There is cheese and there is cheese. There are the Big Name cheeses that you find in the supermarkets which people have grown to trust because the quality is standard. These are of course HUGE manufacturing companies that have top class quality control processes. You have your Kiri, your President (the brie, the camembert and the emmental), your La Vache Qui Rit, your Babybel, your Caprice des Dieux and errrr... **shudder** the Kraft.
However, if you ask a real French foodie what the best cheeses are, he is not going to point you to these supermarket brands. He will name you the artisanal cheeses from some small and discreet producer run by people who have handed down and refined their cheese-making skills through the generations.

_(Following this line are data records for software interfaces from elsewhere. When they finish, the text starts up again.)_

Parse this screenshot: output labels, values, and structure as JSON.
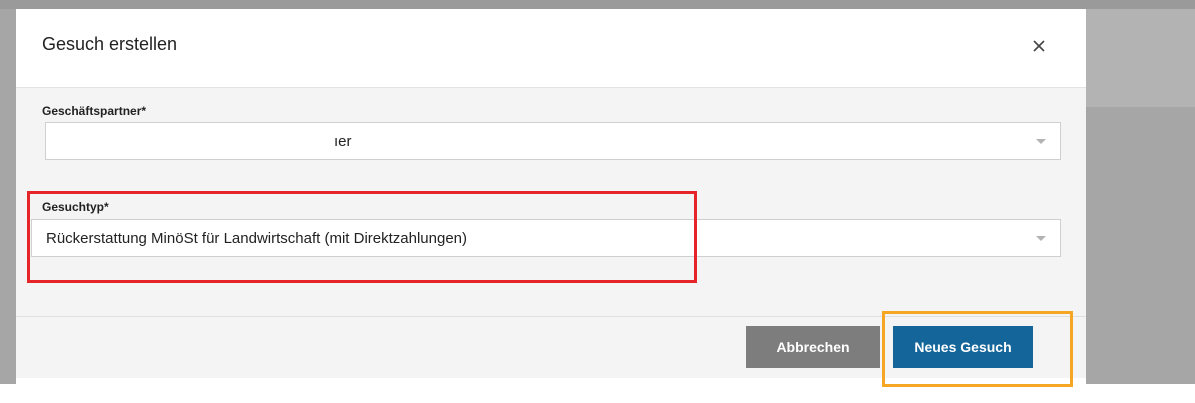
{
  "dialog": {
    "title": "Gesuch erstellen",
    "close_icon": "close-icon"
  },
  "fields": {
    "partner": {
      "label": "Geschäftspartner*",
      "value": "ıer"
    },
    "type": {
      "label": "Gesuchtyp*",
      "value": "Rückerstattung MinöSt für Landwirtschaft (mit Direktzahlungen)"
    }
  },
  "buttons": {
    "cancel": "Abbrechen",
    "create": "Neues Gesuch"
  },
  "colors": {
    "primary": "#13659a",
    "secondary": "#7d7d7d",
    "highlight_red": "#e52528",
    "highlight_orange": "#f5a623"
  }
}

These are the cheeses "du terroir". It means the are specific to the locality and cannot be bought anywhere else in France. It is a bit like No One Makes Laksa Like Katong Laksa. Or, No One Can Beat the Steamed Pomfret at Ah Orh (Sin Ming). It is the difference between Toast Box laksa and Katong Laksa.
The food snobs will tell you that these are cheeses that taste of the wind, water and soil of a specific locality.

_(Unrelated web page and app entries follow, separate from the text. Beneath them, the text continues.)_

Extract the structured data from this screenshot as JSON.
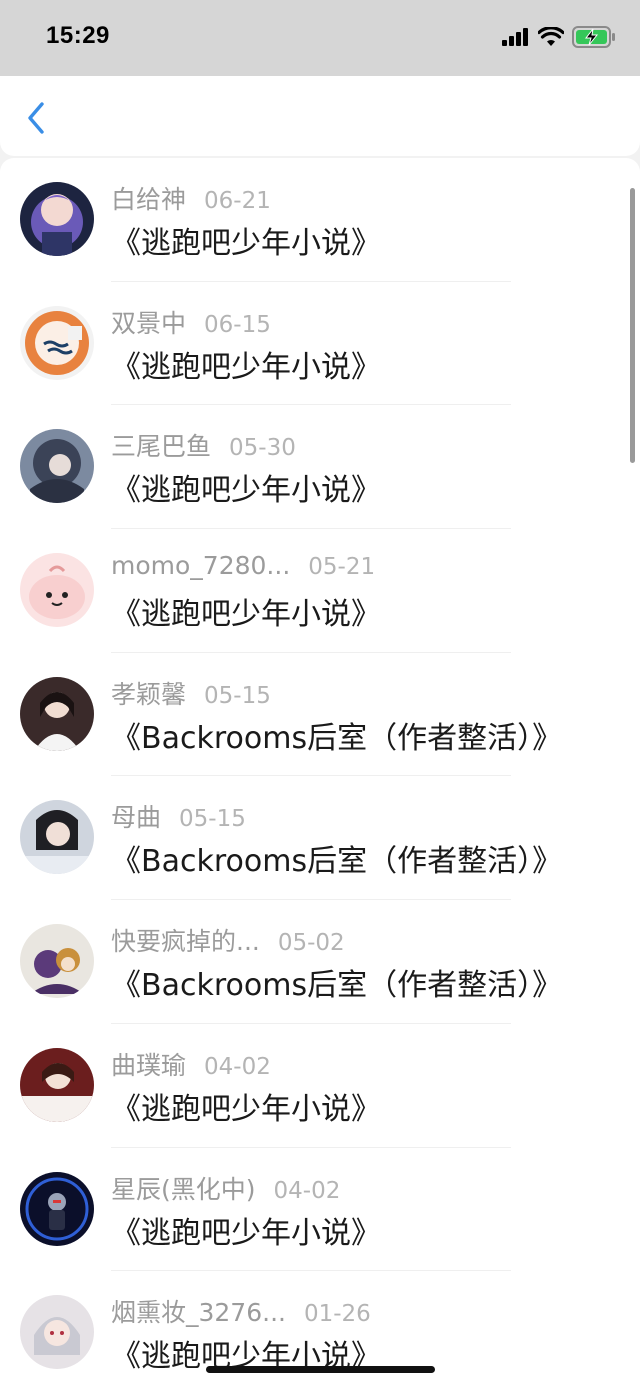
{
  "status_bar": {
    "time": "15:29",
    "icons": [
      "signal-icon",
      "wifi-icon",
      "battery-charging-icon"
    ]
  },
  "nav": {
    "back_icon": "chevron-left-icon",
    "accent_color": "#3a8ee6"
  },
  "items": [
    {
      "user": "白给神",
      "date": "06-21",
      "title": "《逃跑吧少年小说》",
      "avatar": "avatar-anime-girl-purple"
    },
    {
      "user": "双景中",
      "date": "06-15",
      "title": "《逃跑吧少年小说》",
      "avatar": "avatar-orange-logo"
    },
    {
      "user": "三尾巴鱼",
      "date": "05-30",
      "title": "《逃跑吧少年小说》",
      "avatar": "avatar-anime-dark-hair"
    },
    {
      "user": "momo_7280...",
      "date": "05-21",
      "title": "《逃跑吧少年小说》",
      "avatar": "avatar-pink-cartoon"
    },
    {
      "user": "孝颖馨",
      "date": "05-15",
      "title": "《Backrooms后室（作者整活）》",
      "avatar": "avatar-photo-girl"
    },
    {
      "user": "母曲",
      "date": "05-15",
      "title": "《Backrooms后室（作者整活）》",
      "avatar": "avatar-photo-girl-2"
    },
    {
      "user": "快要疯掉的...",
      "date": "05-02",
      "title": "《Backrooms后室（作者整活）》",
      "avatar": "avatar-anime-duo"
    },
    {
      "user": "曲璞瑜",
      "date": "04-02",
      "title": "《逃跑吧少年小说》",
      "avatar": "avatar-photo-text"
    },
    {
      "user": "星辰(黑化中)",
      "date": "04-02",
      "title": "《逃跑吧少年小说》",
      "avatar": "avatar-dark-figure"
    },
    {
      "user": "烟熏妆_3276...",
      "date": "01-26",
      "title": "《逃跑吧少年小说》",
      "avatar": "avatar-anime-white-hair"
    }
  ]
}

Artisanal cheeses are what get French foodies excited. So, when I saw them at La Petite Boutique, my heart skipped a beat. I know I dress like a slob and drive a beat-up car, but food... oh... whatever goes into my mouth... Let us put it this way huh? If one loved clothes, handbags and cars, there is no limit. You could lose an inheritance that way. Food... there is only so much you can fit into a stomach. Anyway, when I stared at the cheese selection at La Petite Boutique, memories came flooding back of the crémerie near my place where I stayed as a student in France. I spent many happy hours there. The proprietor threw me a challenge one day because I refused to try his blue cheese. He asked me to go in there once a week to buy 1 cheese of his choice and that before the summer arrived, I would fall in love with blue cheese.
I did. Come to think of it, what a good way to get repeat business.

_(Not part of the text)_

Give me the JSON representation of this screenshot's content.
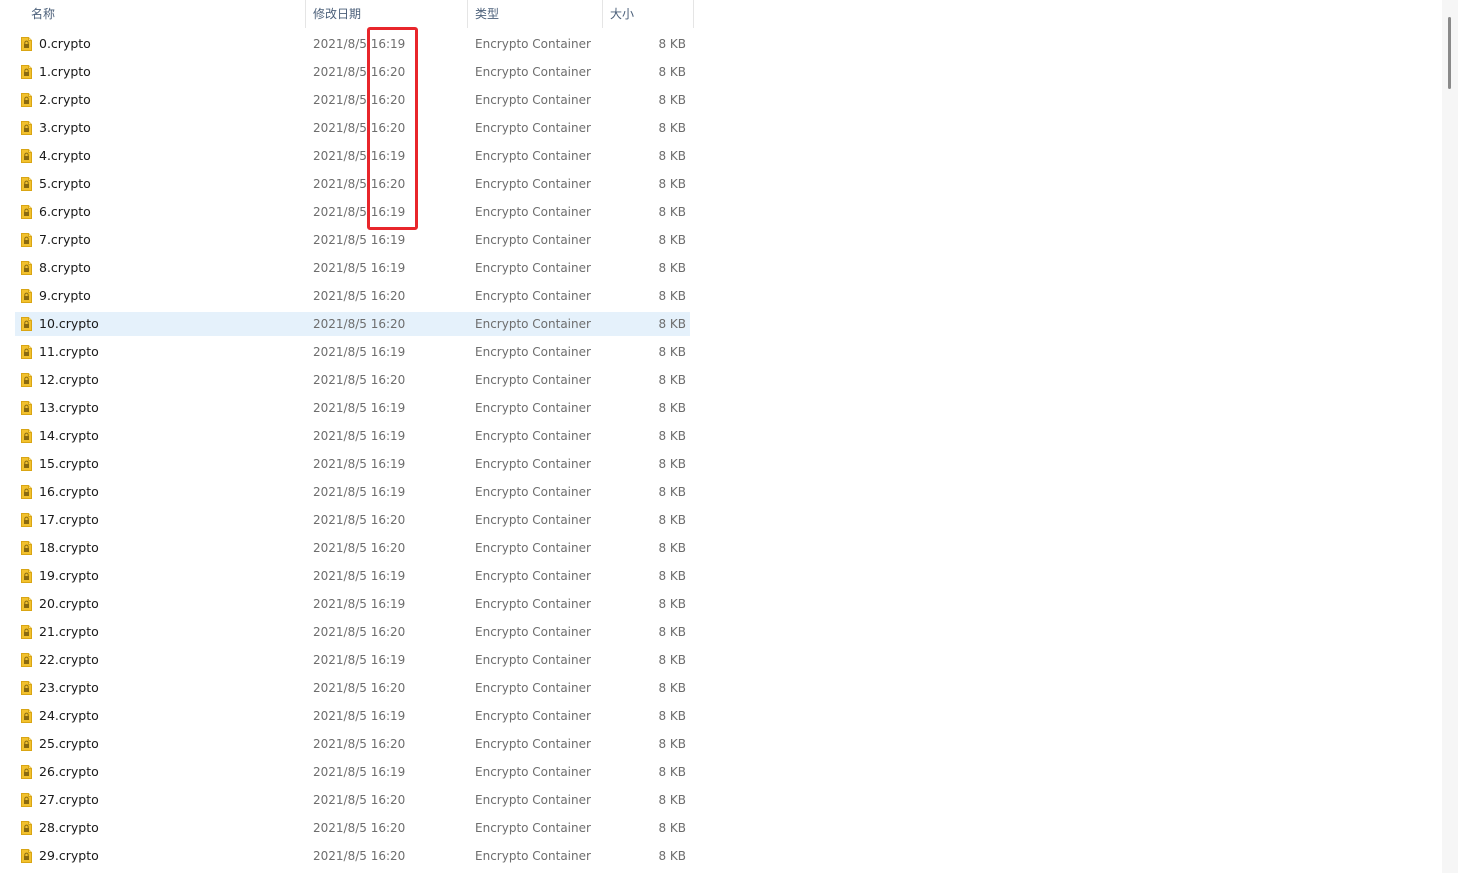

In Singapore, we do not have respect for the quality provided by single proprietors who constrain quantity in order to deliver quality. Just because a service provider or a producer is small, Singaporeans assume that quality is not as good as big chains.
In fact, if you know where to look, the best products and services can often be found in discreet corners where the owner (to maintain quality of service and produce) refuses to expand because he/she considers what he/she is doing a lifelong vocation.
Think Jiro for sushi.
In Singapore, we do not appreciate quality over quantity. People eat in aircon chain restaurants where food is sometimes so poor it is close to inedible. A lot of our food is pre-prepared at centralised factories and assembled on site.
Malaysians have access to fresher and better made food at more interesting prices.